Deadly video tapes and the creepy long-haired girl crawling out of wells and televisions return for the sequel to the 2002 hit horror film. The sequel continues to follow Rachel (Naomi Watts) and her son Aiden (David Dorfman). They've left behind the horrors of the original film and started a new life in a small town. Rachel is a journalist at a small newspaper when she hears of a gruesome death of a teenager and a flooded house. Investigating the death, she sees the same deformed face she found on her niece and her son's father.
Feeling guilty, Aidan has visions of Samara continuing to stalk him. Rachel tries to dispose of the evidence and move on with her life but she can't help but notice the strange behavior of her son. Animals continue to act weird like the horses in the first one but this time deer outright attack them, one of the more exhilarating scenes of the film. The horror in this film comes from Samara popping up repeatedly as she attempts to take over Aidan's body and received motherly love from Rachel.

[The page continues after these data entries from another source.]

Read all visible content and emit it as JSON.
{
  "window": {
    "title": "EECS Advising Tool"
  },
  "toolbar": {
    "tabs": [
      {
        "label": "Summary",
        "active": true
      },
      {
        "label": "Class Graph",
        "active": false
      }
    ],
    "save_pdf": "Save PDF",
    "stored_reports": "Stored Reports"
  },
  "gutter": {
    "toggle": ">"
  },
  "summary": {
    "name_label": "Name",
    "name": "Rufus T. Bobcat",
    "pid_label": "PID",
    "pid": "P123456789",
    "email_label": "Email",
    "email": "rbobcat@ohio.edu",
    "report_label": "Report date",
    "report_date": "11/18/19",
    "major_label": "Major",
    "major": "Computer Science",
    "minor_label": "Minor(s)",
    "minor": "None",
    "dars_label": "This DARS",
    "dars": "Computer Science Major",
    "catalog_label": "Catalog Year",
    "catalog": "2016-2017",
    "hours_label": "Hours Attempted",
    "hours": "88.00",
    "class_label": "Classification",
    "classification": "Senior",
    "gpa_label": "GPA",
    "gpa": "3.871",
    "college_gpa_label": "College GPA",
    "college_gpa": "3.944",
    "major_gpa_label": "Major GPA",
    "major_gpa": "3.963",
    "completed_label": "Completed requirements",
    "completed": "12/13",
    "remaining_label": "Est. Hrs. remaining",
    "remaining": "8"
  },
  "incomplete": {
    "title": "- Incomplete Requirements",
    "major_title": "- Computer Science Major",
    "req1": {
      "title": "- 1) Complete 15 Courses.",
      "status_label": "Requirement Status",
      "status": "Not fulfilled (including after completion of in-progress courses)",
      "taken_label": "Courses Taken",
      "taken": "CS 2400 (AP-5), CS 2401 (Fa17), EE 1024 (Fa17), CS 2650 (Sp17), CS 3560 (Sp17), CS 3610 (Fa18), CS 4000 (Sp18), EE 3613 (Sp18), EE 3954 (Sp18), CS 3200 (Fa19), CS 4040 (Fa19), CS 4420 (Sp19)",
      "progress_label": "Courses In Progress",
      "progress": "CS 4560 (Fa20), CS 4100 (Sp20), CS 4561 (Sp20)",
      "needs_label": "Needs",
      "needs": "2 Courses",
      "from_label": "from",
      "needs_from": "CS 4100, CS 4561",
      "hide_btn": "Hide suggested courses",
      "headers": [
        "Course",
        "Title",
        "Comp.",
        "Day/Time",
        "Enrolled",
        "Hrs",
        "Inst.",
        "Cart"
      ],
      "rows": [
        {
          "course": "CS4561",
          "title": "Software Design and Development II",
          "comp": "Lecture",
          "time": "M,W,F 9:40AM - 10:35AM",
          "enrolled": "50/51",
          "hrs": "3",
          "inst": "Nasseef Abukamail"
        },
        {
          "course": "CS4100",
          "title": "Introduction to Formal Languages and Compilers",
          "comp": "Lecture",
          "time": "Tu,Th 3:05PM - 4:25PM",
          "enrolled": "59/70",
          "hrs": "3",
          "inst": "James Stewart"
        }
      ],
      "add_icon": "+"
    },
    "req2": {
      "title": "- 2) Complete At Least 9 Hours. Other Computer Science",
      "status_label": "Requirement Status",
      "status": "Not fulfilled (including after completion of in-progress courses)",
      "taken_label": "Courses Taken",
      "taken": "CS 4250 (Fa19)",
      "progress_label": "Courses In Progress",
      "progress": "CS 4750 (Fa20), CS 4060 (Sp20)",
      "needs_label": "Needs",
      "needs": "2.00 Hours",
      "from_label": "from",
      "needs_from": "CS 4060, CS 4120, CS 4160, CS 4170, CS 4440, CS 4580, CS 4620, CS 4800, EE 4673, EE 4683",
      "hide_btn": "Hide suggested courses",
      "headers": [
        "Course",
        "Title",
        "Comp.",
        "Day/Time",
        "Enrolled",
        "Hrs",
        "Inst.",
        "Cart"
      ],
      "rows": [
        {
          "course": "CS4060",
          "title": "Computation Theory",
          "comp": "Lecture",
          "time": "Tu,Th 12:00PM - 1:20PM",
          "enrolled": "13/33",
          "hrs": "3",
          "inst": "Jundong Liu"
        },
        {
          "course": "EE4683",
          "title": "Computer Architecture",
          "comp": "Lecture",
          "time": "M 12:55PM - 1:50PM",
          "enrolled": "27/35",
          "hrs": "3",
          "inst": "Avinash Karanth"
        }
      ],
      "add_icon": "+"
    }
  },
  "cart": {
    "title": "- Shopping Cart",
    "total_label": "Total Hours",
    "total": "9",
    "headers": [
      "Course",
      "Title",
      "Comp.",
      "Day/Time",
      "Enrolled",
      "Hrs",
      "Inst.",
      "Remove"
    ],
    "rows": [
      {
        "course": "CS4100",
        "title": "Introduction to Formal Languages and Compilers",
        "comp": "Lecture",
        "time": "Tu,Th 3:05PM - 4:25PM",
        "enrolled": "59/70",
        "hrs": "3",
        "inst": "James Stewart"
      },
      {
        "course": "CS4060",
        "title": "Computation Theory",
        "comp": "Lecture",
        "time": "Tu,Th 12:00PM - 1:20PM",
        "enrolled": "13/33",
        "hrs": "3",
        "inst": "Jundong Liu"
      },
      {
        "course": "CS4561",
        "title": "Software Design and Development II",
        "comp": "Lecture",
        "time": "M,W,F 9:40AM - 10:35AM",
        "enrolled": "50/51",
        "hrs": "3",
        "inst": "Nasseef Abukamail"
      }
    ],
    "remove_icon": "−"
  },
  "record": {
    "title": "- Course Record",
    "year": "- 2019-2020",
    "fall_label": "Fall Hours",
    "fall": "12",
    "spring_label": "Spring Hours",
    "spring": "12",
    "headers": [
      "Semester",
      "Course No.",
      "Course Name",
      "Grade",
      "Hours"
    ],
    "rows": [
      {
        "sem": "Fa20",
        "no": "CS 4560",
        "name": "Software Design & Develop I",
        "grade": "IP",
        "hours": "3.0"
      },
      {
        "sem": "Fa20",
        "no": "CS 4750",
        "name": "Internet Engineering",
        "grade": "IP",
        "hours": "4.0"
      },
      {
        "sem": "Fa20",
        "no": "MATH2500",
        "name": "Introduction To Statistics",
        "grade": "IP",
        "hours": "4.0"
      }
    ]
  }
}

As the strange occurrences grow more extreme, Rachel confides in her boss Max Rourke (Simon Baker), who is skeptical of her statements and believes she has mental issues. Rachel leaves her son and explores the history of Samara and her origins. She discovers that the source of Samara's power is the mysterious circumstances surrounding her mother Evelyn (Sissy Spacek). It's hinted that there have been other people who have sought out the mental patient for answers and a bigger universe for The Ring series.
Samara's powers grow stronger when she has Aidan's body and can murder people who haven't even seen the video. The logic of The Ring was already a bit confusing but with further exploration in a sequel, it becomes harder to maintain the rules in any sort of logical sense. The second film does not match the atmospheric terror and mystery of the first though Hideo Nakata, the director of the original Japanese version, tries his best to add some scares.
This sequel pretty much ended the series for over a decade. The film wraps up the story of Rachel and Aidan but Samara would stick around in people's memories for some time to eventually inspire a sequel in this age of rehashes. The Ring introduced a new kind of horror and sparked the adaptation of Japanese horror but couldn't maintain the thrills of the first one to keep the story going for much longer.